Communion wafer turns blood red in St. Paul church: Miracle or fungus? [POLL]
Christ or crud? You decide.
The local Catholic Archdiocese has a mystery on its hands of Da Vinci Code-esque proportions.
The burning issue at hand -- has a miracle occurred in the sleepy town of South St. Paul? Or were the events that have turned St. Augustine Catholic Church on its head to blame on a common airborne fungus?
At an ordinary 7 a.m. Sunday mass, communion was being distributed when one of the wafers fell to the floor. Since these consecrated "hosts" represent the body of Christ and are never simply thrown away, the wafer was placed in a golden ciborium -- or special cup for hosts -- in water so that it would dissolve.
When one of the church vicars looked in the ciborium the following Sunday, he saw that not only had the wafer not completely dissolved, it had turned a blood red color.
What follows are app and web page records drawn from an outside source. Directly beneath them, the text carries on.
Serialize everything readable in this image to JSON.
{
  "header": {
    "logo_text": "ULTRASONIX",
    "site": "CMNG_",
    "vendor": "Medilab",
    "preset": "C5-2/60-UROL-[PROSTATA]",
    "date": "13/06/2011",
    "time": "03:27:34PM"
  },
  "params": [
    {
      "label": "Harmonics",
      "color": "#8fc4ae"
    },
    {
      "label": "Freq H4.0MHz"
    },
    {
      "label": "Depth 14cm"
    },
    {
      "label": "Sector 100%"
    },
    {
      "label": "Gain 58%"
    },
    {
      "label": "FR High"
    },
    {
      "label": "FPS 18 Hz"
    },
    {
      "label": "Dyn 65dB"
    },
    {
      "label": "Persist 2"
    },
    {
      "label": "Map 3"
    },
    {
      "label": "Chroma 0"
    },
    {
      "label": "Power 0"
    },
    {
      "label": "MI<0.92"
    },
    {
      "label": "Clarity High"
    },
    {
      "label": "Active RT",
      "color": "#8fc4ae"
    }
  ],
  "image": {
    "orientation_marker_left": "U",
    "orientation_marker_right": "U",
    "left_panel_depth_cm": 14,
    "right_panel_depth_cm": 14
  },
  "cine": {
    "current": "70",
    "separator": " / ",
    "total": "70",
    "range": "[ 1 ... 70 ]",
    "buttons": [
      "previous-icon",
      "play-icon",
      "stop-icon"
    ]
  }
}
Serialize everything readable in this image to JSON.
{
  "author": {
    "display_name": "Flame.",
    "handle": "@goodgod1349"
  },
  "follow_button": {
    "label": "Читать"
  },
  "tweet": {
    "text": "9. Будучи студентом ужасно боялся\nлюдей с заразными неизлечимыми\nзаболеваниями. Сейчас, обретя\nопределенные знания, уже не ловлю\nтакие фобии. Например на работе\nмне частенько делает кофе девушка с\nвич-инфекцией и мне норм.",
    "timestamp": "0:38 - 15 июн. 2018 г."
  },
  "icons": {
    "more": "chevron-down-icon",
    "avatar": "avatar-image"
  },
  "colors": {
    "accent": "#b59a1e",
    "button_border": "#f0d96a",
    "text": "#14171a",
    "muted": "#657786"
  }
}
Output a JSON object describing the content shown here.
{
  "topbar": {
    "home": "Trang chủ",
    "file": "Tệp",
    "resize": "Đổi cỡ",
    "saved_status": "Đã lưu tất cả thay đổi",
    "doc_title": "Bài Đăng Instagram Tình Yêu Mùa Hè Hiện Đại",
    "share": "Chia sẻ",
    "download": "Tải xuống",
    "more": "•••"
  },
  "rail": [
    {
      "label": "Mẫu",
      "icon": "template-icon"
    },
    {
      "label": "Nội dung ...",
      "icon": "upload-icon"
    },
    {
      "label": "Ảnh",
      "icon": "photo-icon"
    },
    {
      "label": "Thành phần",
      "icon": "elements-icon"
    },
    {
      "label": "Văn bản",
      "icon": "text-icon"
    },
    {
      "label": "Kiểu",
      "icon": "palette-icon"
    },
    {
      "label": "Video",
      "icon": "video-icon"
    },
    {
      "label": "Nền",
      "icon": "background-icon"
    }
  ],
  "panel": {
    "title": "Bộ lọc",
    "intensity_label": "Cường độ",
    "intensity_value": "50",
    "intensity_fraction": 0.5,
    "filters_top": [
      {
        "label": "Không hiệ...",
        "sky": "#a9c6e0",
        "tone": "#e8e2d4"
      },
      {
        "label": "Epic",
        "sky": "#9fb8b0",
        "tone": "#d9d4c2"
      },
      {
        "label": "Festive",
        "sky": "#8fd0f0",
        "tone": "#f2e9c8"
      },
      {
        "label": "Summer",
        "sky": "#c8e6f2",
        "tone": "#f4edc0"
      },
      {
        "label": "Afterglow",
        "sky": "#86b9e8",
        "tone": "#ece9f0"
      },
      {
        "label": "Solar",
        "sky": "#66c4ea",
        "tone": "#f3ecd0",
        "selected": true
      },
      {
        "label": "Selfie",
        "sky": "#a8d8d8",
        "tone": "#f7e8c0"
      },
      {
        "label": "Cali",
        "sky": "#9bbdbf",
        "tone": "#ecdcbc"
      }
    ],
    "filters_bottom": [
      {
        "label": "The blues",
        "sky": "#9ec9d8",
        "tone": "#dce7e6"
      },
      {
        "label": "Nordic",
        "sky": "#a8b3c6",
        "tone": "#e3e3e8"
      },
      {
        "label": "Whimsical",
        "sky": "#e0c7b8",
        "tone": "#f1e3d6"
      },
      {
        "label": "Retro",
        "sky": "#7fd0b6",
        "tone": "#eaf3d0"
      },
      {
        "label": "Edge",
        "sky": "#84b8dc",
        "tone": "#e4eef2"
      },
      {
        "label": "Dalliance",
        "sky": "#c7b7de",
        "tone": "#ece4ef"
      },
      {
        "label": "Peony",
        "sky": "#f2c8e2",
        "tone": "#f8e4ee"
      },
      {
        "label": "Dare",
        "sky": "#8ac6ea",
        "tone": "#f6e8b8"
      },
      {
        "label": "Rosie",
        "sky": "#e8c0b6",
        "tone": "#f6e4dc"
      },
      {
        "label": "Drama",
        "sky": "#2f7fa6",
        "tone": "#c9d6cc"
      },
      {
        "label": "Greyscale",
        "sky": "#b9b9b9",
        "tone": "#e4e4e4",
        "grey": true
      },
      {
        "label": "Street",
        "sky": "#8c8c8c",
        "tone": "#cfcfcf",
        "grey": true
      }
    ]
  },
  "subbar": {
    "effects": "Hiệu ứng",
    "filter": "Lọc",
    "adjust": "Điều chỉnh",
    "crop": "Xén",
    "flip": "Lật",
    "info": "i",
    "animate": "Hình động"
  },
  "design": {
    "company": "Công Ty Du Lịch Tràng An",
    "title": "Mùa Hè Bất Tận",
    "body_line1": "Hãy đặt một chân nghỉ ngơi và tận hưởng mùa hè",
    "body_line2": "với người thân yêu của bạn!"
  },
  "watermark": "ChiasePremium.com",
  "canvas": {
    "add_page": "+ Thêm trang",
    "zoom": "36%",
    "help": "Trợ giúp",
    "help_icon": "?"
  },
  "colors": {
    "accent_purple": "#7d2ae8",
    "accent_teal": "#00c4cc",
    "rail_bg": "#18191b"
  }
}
When Father John Echert examined it, he described it as looking like a piece of bloody tissue:
Last week, Echert turned the host over to the archdiocese to get an official opinion -- was this a miracle? So far, officials are being very tight lipped about the issue and what exactly goes into such an investigation.
"This is a very sensitive issue. We're taking a very cautious stance," says archdiocese spokesman Dennis McGrath.
Although there is a possibility the wafer will be sent to a lab to test for a more earthly explanation -- like a fungus or some other contaminant -- McGrath says no such plans have been finalized.
Skeptics point to a very similar incident that happened in 2006 in Dallas. In that case, a little boy spit out his wafer and it was dropped in a glass of water and left there for several weeks. Over time, it turned blood red and began to take on a fleshy consistency. But a University of Dallas biology professor who tested the wafer concluded that it was "fungal mycelia and bacterial colonies that have been incubated within the aquatic environment of the glass during the four-week period in which it was stored in the open air." Eew.
So, either Christ is personally sending good tidings to the people of St. Paul, or the folks over at St. Augustine need to run their ciboriums through the dishwasher more often.
What do you think?
Get the This Week's Top Stories Newsletter
Every week we collect the latest news, music and arts stories — along with film and food reviews and the best things to do this week — so that you’ll never miss City Pages' biggest stories.